Caitlin Yamada/ Iowa State Daily

Sen. Bernie Sanders speaks to supporters Feb. 3 in Des Moines after the Iowa Democratic caucuses.

Kylee Haueter

Democratic caucusgoers turned out Saturday across the state of Nevada to show their support for their favored presidential candidates, and with just 4 percent of precincts reporting late Saturday, Sen. Bernie Sanders’ lead was strong enough. He was projected as the winner by the Associated Press (AP) and several television networks.

“These wins are thanks to the millions of hours put in by millions of supporters, volunteers, campaign workers and the donations of working people,” said Araceli Lopez Valdivia, president of Students for Bernie at Iowa State. “Bernie is going up against not only candidates [and] different super-PACs, but he has the revolution behind him.”

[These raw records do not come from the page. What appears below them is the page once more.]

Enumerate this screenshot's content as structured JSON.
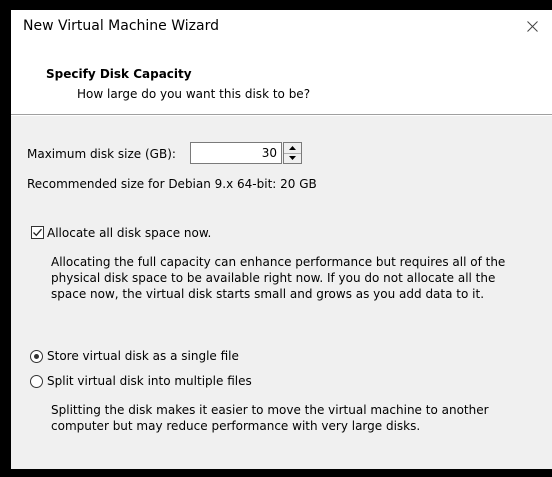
{
  "window": {
    "title": "New Virtual Machine Wizard"
  },
  "header": {
    "title": "Specify Disk Capacity",
    "subtitle": "How large do you want this disk to be?"
  },
  "disk": {
    "size_label": "Maximum disk size (GB):",
    "size_value": "30",
    "recommended": "Recommended size for Debian 9.x 64-bit: 20 GB"
  },
  "allocate": {
    "label": "Allocate all disk space now.",
    "checked": true,
    "desc_lines": [
      "Allocating the full capacity can enhance performance but requires all of the",
      "physical disk space to be available right now. If you do not allocate all the",
      "space now, the virtual disk starts small and grows as you add data to it."
    ]
  },
  "storage": {
    "single_label": "Store virtual disk as a single file",
    "multi_label": "Split virtual disk into multiple files",
    "selected": "single",
    "desc_lines": [
      "Splitting the disk makes it easier to move the virtual machine to another",
      "computer but may reduce performance with very large disks."
    ]
  },
  "icons": {
    "close": "close-icon",
    "spin_up": "arrow-up-icon",
    "spin_down": "arrow-down-icon",
    "check": "checkmark-icon"
  }
}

Sanders is currently locked in a tight race for victory in the Iowa Democratic caucuses that took place Feb. 3. The Sanders campaign and Pete Buttigieg’s campaign have requested a partial recount in that race that the Iowa Democratic Party has since approved.

The unwavering support from workers that came together to make this campaign possible is proof that Sanders fulfills his promises, especially when it comes to taking on big money, Lopez Valdivia said.

“It is honestly an honor to be a part of this historical movement and to support a candidate who walks the talk when it comes to political action,” Lopez Valdivia said. “Sanders, his campaign and his supporters are unstoppable — money can’t stand against the enthusiasm and love that is behind this work.”

As of 7 p.m. Saturday, the AP and various television networks projected Sanders as the winner of the Nevada caucuses.

Sanders’ campaign also sent out an announcement claiming victory.

Sanders’ campaign manager Faiz Shakir said in an email to supporters that they won the Nevada caucus and that they won “BIG.” 

“And we did it despite taking on not only every other campaign, but six different super PACs spending big to defeat us,” Shakir said in the email. “There was so much money pouring in to stop us and we won. Together.”

Sanders’ win was significant. With 60 percent of precincts reporting Sanders, 46 percent of the county convention delegates were used to determine a victor, with former Vice President Joe Biden a distant second at 19.6 percent.

This outcome is an improvement for Biden, who had a poor showing in both Iowa’s caucuses and the New Hampshire primary, placing fourth and fifth, respectively.

The next state to vote in the 2020 Democratic primary process is South Carolina, which has a primary scheduled to take place Saturday.